"By investigating the three dimensional structures of ribosomes from non-pathogenic bacteria as models for genuine pathogens, common features were identified," explains Yonath. "Thus, the antibiotics binding modes, inhibitory actions and synergism pathways have been determined for almost all ribosomal antibiotics. These indicated the principles of differentiation between patients and pathogens and suggested common principles of mechanisms leading to bacterial resistance."
Yonath will discuss these findings, as well as species specific diversity in susceptibility to infectious diseases and in developing specific resistance mechanisms.
For students, faculty and the more technically inclined, Yonath's lecture "What was first, the genetic code or its products?" will be presented on Thursday, November 20, at 11 a.m. in Bertrand H. Snell Hall Room 212 (#20 on the map at http://www.clarkson.edu/about/clarkson_map.pdf).
In 2009, Yonath received the Nobel Prize in Chemistry along with Venkatraman Ramakrishnan and Thomas A. Steitz for her studies on the structure and function of the ribosome.
The Shipley Lectures are sponsored by the Shipley Family Foundation, with support from Clarkson's Center for Advanced Materials Processing (CAMP). The lectures were initiated in 1994 by Professor Egon Matijevic through a generous gift from the late Lucia and Charles Shipley through the Shipley Family Foundation.
The University's relationship with the Shipleys dates back to1970, when Matijevic was invited by the Shipley Company to resolve a patent situation involving their critical catalyst in electroless plating, establishing a professional relationship with the two entrepreneurs that continued over the years.
Over the past 20 years, distinguished speakers from around the world, including eight Nobel Laureates (soon to be nine), have presented talks.
The purpose of the lectures is to promote scholarly achievements at Clarkson by providing the opportunity for idea exchange and active learning, as well as allowing undergraduate and graduate students to meet the most prestigious speakers from all over the world.
For more information about the lectures, please contact Shipley Lectureship founder and organizer Egon Matijevic, Victor K. LaMer Professor of Colloid and Surface Science, at 315-268-2392.
Clarkson University launches leaders into the global economy.

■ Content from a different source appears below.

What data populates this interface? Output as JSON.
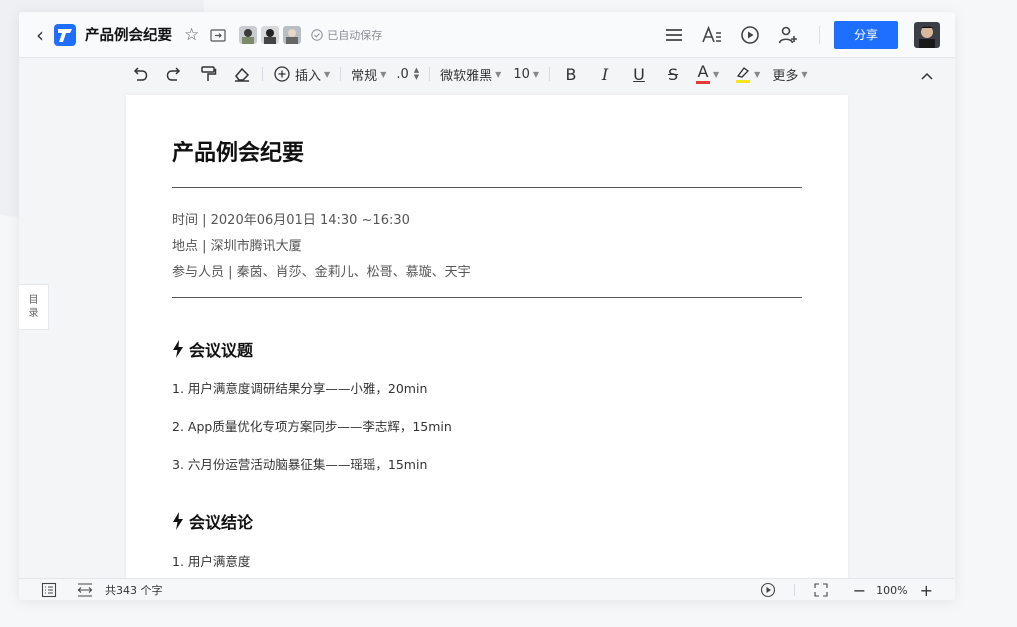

One in five alumni already leads as a CEO, VP or equivalent senior executive of a company. Located just outside the Adirondack Park in Potsdam, N.Y., Clarkson is a nationally recognized research university for undergraduates with select graduate programs in signature areas of academic excellence directed toward the world’s pressing issues. Through 50 rigorous programs of study in engineering, business, arts, sciences and health sciences, the entire learning-living community spans boundaries across disciplines, nations and cultures to build powers of observation, challenge the status quo, and connect discovery and engineering innovation with enterprise.
[A photograph for media use is available at http://www.clarkson.edu/news/photos/ayonath.jpg.]